Georgia's Republican secretary of state, Brad Raffensperger, shoots down Republican senators' call for his resignation. By Paul LeBlanc, CNN

(CNN) -- Georgia Secretary of State Brad Raffensperger on Monday rebuked calls from Republican US Sens. Kelly Loeffler and David Perdue to resign as both of their Senate races appear to be headed for a January runoff.

"Earlier today Senators Loeffler and Perdue called for my resignation," Raffensperger, who is also a Republican, said in a statement. "Let me start by saying that is not going to happen. The voters of Georgia hired me, and the voters will be the one to fire me."

"As Secretary of State, I'll continue to fight every day to ensure fair elections in Georgia, that every legal vote counts, and that illegal votes don't count," Raffensperger continued.

"I know emotions are running high. Politics are involved in everything right now. If I was Senator Perdue, I'd be irritated I was in a runoff. And both Senators and I are all unhappy with the potential outcome for our President."

CNN's election center

Earlier Monday afternoon, Loeffler and Perdue called for Raffensperger's resignation in a joint statement that bemoaned the state's election process without offering any specific evidence to back their claims.

"Georgians are outraged, and rightly so. We have been clear from the beginning: every legal vote cast should be counted. Any illegal vote must not. And there must be transparency and uniformity in the counting process," the pair said, echoing President Donald Trump's false claims that illegal ballots are shaping the election.

Raffensperger, they maintained, "has failed the people of Georgia, and he should step down immediately."

Georgia Republican Gov. Brian Kemp's press secretary, Cody Hall, similarly said in a statement that Raffensperger should "look at any and all voting irregularity allegations" but stopped short of calling for his resignation.

"Georgians deserve to have every legal vote counted in order to have full confidence in the outcome of our elections," Hall said.

On Capitol Hill Monday evening, Loeffler refused to respond to questions from reporters about Raffensperger's statement.

CNN projected last week that a special election race between Loeffler and Democrat Raphael Warnock will advance to a runoff in January. And while CNN has not projected that the Senate race between Perdue and Democrat Jon Ossoff will advance to a runoff, both candidates are already campaigning to face each other on January 5.
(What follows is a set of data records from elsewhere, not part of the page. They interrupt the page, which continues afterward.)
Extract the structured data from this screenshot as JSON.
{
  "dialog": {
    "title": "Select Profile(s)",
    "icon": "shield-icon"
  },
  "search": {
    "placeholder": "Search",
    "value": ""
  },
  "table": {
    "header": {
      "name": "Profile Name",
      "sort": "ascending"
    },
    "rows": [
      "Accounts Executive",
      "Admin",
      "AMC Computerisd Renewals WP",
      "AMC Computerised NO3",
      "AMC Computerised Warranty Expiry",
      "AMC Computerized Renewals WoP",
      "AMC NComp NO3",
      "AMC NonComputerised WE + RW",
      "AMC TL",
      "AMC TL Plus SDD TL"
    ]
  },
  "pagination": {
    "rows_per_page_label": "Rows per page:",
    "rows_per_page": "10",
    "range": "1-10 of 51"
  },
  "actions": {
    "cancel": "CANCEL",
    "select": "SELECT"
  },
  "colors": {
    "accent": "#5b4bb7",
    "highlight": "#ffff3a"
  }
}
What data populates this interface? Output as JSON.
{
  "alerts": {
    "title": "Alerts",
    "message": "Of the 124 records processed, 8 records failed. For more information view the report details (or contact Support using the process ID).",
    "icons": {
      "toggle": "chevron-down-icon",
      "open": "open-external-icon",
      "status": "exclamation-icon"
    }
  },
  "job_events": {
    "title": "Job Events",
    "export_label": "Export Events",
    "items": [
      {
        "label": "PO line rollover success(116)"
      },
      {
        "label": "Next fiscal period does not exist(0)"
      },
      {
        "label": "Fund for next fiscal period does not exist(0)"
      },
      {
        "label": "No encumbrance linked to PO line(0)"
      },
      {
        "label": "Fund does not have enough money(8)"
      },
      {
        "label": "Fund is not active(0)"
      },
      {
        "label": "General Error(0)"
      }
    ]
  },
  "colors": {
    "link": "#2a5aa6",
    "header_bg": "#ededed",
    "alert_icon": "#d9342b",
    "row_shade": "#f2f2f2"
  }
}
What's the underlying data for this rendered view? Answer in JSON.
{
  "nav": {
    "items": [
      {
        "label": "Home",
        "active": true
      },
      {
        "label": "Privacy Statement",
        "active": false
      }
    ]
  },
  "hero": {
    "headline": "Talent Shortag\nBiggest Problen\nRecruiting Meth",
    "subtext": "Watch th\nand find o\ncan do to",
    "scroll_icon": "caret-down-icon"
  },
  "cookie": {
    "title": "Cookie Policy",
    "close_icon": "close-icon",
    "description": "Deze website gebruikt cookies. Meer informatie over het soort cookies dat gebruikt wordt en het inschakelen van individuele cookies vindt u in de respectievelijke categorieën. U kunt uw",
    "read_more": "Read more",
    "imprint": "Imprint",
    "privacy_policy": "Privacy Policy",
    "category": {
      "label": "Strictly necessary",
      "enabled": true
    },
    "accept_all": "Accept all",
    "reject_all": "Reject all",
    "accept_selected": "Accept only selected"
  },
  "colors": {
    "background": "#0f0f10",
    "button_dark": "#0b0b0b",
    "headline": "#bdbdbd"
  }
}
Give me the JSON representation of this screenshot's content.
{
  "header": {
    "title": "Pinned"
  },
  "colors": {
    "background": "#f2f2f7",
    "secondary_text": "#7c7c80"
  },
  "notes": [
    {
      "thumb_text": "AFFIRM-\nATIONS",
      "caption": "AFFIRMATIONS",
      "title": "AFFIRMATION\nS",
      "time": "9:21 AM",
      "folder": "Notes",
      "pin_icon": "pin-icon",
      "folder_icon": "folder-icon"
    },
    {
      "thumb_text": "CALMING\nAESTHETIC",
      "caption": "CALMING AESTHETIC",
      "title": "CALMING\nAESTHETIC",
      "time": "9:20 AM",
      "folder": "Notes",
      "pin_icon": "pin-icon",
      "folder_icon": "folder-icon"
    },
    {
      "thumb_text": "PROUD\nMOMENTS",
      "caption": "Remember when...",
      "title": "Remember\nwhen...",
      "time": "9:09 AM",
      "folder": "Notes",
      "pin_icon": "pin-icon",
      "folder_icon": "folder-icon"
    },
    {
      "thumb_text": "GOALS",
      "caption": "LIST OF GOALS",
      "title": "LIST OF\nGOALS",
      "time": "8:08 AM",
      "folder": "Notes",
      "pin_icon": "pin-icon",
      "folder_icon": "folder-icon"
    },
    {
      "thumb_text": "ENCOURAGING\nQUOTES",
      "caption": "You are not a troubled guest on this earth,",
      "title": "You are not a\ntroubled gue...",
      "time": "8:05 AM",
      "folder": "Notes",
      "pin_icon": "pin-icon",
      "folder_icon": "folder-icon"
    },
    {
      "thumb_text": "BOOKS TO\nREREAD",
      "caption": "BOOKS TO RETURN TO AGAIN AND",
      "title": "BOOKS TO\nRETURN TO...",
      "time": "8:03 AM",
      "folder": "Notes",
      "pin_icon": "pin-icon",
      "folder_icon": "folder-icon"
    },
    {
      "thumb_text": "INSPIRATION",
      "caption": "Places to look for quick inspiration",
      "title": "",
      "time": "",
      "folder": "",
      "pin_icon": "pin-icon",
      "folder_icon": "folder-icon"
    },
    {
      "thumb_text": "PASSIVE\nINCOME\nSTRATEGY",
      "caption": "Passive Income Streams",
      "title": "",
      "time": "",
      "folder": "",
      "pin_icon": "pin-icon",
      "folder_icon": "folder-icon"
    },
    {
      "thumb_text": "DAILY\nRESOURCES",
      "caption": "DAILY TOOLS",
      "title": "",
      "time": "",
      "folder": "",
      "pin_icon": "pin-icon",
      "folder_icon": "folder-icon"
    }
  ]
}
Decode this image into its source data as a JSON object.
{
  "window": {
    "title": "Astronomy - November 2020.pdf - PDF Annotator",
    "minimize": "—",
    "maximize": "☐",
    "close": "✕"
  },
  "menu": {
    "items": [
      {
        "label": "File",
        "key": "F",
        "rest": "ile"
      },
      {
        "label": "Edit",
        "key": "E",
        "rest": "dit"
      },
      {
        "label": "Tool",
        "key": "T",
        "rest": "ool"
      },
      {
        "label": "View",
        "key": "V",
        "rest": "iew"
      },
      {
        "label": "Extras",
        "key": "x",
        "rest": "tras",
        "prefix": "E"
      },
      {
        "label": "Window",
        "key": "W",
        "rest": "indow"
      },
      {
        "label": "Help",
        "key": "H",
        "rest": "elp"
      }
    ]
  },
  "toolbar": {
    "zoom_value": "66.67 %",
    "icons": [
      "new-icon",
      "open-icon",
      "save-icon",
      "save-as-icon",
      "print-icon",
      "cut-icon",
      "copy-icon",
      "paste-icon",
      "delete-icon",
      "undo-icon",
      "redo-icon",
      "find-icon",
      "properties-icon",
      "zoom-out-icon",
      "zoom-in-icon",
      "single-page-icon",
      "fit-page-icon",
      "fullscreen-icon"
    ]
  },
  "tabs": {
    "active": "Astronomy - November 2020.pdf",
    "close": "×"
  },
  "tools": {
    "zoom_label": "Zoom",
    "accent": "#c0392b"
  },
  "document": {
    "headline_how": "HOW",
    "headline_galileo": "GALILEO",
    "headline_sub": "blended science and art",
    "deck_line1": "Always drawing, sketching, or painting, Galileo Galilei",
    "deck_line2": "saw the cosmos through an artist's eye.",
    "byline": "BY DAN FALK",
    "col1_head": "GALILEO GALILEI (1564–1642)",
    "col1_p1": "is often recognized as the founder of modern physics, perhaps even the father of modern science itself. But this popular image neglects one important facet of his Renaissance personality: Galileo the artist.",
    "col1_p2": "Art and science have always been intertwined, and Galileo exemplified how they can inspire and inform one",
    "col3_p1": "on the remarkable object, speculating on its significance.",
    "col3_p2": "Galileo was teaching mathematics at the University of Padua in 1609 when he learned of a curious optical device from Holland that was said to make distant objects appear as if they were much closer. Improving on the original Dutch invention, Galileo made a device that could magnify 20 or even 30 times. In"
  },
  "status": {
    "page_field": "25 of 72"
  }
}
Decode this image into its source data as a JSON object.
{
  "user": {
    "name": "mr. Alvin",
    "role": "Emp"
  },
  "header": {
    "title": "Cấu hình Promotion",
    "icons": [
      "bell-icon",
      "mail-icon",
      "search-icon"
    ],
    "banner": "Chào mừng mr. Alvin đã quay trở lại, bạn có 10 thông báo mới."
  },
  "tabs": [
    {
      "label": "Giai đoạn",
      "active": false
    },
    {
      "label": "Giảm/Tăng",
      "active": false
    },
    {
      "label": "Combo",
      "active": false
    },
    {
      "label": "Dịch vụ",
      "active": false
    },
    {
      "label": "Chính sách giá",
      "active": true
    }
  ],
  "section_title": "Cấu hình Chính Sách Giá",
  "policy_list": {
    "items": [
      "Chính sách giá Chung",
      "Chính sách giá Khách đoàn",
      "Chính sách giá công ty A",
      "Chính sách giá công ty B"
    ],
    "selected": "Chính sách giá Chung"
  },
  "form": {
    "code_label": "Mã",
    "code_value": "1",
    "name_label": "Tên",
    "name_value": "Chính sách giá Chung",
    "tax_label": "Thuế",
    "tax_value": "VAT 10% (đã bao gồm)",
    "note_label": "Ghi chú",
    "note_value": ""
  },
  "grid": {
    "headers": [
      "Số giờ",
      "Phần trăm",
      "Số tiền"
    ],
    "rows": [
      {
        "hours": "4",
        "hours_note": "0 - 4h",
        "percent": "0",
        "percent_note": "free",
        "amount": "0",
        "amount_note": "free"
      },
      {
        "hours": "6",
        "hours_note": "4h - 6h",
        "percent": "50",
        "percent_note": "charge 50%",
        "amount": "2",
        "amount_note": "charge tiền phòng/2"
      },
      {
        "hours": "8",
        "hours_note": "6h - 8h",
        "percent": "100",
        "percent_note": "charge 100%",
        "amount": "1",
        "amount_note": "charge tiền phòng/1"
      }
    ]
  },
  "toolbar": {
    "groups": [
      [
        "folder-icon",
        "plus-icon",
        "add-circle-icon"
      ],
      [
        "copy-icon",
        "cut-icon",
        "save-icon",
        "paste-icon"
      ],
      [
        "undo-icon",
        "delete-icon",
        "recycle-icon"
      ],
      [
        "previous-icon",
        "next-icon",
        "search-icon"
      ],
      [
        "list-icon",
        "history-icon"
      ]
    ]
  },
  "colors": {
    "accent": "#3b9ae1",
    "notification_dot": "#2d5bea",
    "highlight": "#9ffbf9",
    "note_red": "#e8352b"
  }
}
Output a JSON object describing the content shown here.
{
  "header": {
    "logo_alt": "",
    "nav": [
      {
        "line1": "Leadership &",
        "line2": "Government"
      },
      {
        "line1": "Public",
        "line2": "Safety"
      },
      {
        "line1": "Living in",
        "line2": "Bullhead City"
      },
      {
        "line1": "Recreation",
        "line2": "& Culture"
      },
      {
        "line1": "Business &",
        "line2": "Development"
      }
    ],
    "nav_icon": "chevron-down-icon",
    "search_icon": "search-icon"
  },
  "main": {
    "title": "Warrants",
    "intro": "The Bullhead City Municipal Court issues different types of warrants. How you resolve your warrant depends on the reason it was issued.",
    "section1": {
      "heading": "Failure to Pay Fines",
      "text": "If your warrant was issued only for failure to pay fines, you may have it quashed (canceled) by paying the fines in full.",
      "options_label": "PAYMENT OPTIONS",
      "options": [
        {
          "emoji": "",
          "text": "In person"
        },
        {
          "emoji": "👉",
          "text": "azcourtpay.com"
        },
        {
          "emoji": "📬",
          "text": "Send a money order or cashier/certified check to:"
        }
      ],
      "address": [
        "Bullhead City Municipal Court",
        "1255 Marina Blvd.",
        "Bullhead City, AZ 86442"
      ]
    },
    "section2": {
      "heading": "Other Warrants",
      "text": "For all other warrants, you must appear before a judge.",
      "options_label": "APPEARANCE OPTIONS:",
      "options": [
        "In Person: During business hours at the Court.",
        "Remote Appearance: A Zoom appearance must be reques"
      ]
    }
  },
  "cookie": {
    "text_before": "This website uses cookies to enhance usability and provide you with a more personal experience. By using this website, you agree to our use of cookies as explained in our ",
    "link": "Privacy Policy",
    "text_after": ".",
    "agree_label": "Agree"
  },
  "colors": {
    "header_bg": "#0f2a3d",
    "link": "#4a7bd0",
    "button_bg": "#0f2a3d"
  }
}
Perdue is leading Ossoff by more than 88,000 votes, but has not received the more than 50% of votes needed to prevent a runoff.

"My job is to follow Georgia law and see to it that all legal votes, and no illegal votes, are counted properly and accurately," Raffensperger said in concluding his statement.

"As Secretary of State, that is my duty, and I will continue to do my duty. As a Republican, I am concerned about Republicans keeping the U.S. Senate. I recommend that Senators Loeffler and Perdue start focusing on that."

This story has been updated with additional developments Monday.

The-CNN-Wire™ & © 2018 Cable News Network, Inc., a Time Warner Company. All rights reserved.

Share this article:
 
Are you sure you want to delete this comment?
Close
Are you sure you want to delete this comment?